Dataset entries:
+ + + + +

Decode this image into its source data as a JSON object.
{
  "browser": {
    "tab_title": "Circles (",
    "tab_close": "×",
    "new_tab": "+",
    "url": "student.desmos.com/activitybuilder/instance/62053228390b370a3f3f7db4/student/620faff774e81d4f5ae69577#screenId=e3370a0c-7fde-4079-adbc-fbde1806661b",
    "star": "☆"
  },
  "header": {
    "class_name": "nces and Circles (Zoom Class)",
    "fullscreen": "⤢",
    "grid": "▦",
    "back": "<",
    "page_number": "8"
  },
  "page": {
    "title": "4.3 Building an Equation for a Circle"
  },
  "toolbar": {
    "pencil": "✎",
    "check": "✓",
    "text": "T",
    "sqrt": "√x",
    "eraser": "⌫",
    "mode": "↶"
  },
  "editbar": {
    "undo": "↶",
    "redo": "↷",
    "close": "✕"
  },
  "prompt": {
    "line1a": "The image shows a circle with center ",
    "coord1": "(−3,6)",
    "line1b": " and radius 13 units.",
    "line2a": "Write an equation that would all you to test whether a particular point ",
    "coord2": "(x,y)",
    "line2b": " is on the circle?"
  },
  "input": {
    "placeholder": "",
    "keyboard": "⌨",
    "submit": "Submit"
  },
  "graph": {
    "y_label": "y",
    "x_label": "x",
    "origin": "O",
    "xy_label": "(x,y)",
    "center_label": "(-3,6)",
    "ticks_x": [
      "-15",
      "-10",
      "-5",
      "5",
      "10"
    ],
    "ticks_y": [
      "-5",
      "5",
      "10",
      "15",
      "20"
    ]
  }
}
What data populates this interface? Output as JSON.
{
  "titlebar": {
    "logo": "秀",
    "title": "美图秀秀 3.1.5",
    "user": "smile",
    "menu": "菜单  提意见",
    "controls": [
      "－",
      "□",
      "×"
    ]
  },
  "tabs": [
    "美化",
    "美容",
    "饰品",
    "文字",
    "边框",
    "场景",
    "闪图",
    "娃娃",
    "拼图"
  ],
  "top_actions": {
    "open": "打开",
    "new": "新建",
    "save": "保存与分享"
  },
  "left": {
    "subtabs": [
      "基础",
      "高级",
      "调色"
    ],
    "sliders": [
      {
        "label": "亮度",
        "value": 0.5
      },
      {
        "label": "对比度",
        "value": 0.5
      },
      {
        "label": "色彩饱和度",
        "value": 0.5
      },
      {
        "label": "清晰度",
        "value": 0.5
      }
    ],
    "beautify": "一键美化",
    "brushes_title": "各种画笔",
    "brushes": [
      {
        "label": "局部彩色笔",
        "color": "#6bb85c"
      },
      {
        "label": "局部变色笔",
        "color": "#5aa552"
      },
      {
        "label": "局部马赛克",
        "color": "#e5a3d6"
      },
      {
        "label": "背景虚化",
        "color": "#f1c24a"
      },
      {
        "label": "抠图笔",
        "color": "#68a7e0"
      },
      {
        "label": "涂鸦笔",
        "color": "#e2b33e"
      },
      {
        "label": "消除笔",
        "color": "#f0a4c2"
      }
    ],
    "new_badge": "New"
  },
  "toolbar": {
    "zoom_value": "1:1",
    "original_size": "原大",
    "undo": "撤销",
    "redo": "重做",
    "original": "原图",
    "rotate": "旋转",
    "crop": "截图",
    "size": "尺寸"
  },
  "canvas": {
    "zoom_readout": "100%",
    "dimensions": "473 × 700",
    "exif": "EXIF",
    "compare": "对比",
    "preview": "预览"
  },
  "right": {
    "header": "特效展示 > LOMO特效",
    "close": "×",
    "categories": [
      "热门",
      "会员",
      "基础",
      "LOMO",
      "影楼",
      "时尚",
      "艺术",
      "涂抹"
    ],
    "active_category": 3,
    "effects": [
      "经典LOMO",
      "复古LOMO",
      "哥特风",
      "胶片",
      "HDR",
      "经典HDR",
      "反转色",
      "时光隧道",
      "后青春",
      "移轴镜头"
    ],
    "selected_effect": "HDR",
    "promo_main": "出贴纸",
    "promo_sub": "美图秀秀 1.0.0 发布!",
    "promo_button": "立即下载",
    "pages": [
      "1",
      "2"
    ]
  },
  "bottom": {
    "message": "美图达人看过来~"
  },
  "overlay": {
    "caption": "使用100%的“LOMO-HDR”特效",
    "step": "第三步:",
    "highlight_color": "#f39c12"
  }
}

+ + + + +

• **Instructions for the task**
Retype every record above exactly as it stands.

• **The answer**
Decode this image into its source data as a JSON object.
{
  "browser": {
    "tab_title": "Circles (",
    "tab_close": "×",
    "new_tab": "+",
    "url": "student.desmos.com/activitybuilder/instance/62053228390b370a3f3f7db4/student/620faff774e81d4f5ae69577#screenId=e3370a0c-7fde-4079-adbc-fbde1806661b",
    "star": "☆"
  },
  "header": {
    "class_name": "nces and Circles (Zoom Class)",
    "fullscreen": "⤢",
    "grid": "▦",
    "back": "<",
    "page_number": "8"
  },
  "page": {
    "title": "4.3 Building an Equation for a Circle"
  },
  "toolbar": {
    "pencil": "✎",
    "check": "✓",
    "text": "T",
    "sqrt": "√x",
    "eraser": "⌫",
    "mode": "↶"
  },
  "editbar": {
    "undo": "↶",
    "redo": "↷",
    "close": "✕"
  },
  "prompt": {
    "line1a": "The image shows a circle with center ",
    "coord1": "(−3,6)",
    "line1b": " and radius 13 units.",
    "line2a": "Write an equation that would all you to test whether a particular point ",
    "coord2": "(x,y)",
    "line2b": " is on the circle?"
  },
  "input": {
    "placeholder": "",
    "keyboard": "⌨",
    "submit": "Submit"
  },
  "graph": {
    "y_label": "y",
    "x_label": "x",
    "origin": "O",
    "xy_label": "(x,y)",
    "center_label": "(-3,6)",
    "ticks_x": [
      "-15",
      "-10",
      "-5",
      "5",
      "10"
    ],
    "ticks_y": [
      "-5",
      "5",
      "10",
      "15",
      "20"
    ]
  }
}
What data populates this interface? Output as JSON.
{
  "titlebar": {
    "logo": "秀",
    "title": "美图秀秀 3.1.5",
    "user": "smile",
    "menu": "菜单  提意见",
    "controls": [
      "－",
      "□",
      "×"
    ]
  },
  "tabs": [
    "美化",
    "美容",
    "饰品",
    "文字",
    "边框",
    "场景",
    "闪图",
    "娃娃",
    "拼图"
  ],
  "top_actions": {
    "open": "打开",
    "new": "新建",
    "save": "保存与分享"
  },
  "left": {
    "subtabs": [
      "基础",
      "高级",
      "调色"
    ],
    "sliders": [
      {
        "label": "亮度",
        "value": 0.5
      },
      {
        "label": "对比度",
        "value": 0.5
      },
      {
        "label": "色彩饱和度",
        "value": 0.5
      },
      {
        "label": "清晰度",
        "value": 0.5
      }
    ],
    "beautify": "一键美化",
    "brushes_title": "各种画笔",
    "brushes": [
      {
        "label": "局部彩色笔",
        "color": "#6bb85c"
      },
      {
        "label": "局部变色笔",
        "color": "#5aa552"
      },
      {
        "label": "局部马赛克",
        "color": "#e5a3d6"
      },
      {
        "label": "背景虚化",
        "color": "#f1c24a"
      },
      {
        "label": "抠图笔",
        "color": "#68a7e0"
      },
      {
        "label": "涂鸦笔",
        "color": "#e2b33e"
      },
      {
        "label": "消除笔",
        "color": "#f0a4c2"
      }
    ],
    "new_badge": "New"
  },
  "toolbar": {
    "zoom_value": "1:1",
    "original_size": "原大",
    "undo": "撤销",
    "redo": "重做",
    "original": "原图",
    "rotate": "旋转",
    "crop": "截图",
    "size": "尺寸"
  },
  "canvas": {
    "zoom_readout": "100%",
    "dimensions": "473 × 700",
    "exif": "EXIF",
    "compare": "对比",
    "preview": "预览"
  },
  "right": {
    "header": "特效展示 > LOMO特效",
    "close": "×",
    "categories": [
      "热门",
      "会员",
      "基础",
      "LOMO",
      "影楼",
      "时尚",
      "艺术",
      "涂抹"
    ],
    "active_category": 3,
    "effects": [
      "经典LOMO",
      "复古LOMO",
      "哥特风",
      "胶片",
      "HDR",
      "经典HDR",
      "反转色",
      "时光隧道",
      "后青春",
      "移轴镜头"
    ],
    "selected_effect": "HDR",
    "promo_main": "出贴纸",
    "promo_sub": "美图秀秀 1.0.0 发布!",
    "promo_button": "立即下载",
    "pages": [
      "1",
      "2"
    ]
  },
  "bottom": {
    "message": "美图达人看过来~"
  },
  "overlay": {
    "caption": "使用100%的“LOMO-HDR”特效",
    "step": "第三步:",
    "highlight_color": "#f39c12"
  }
}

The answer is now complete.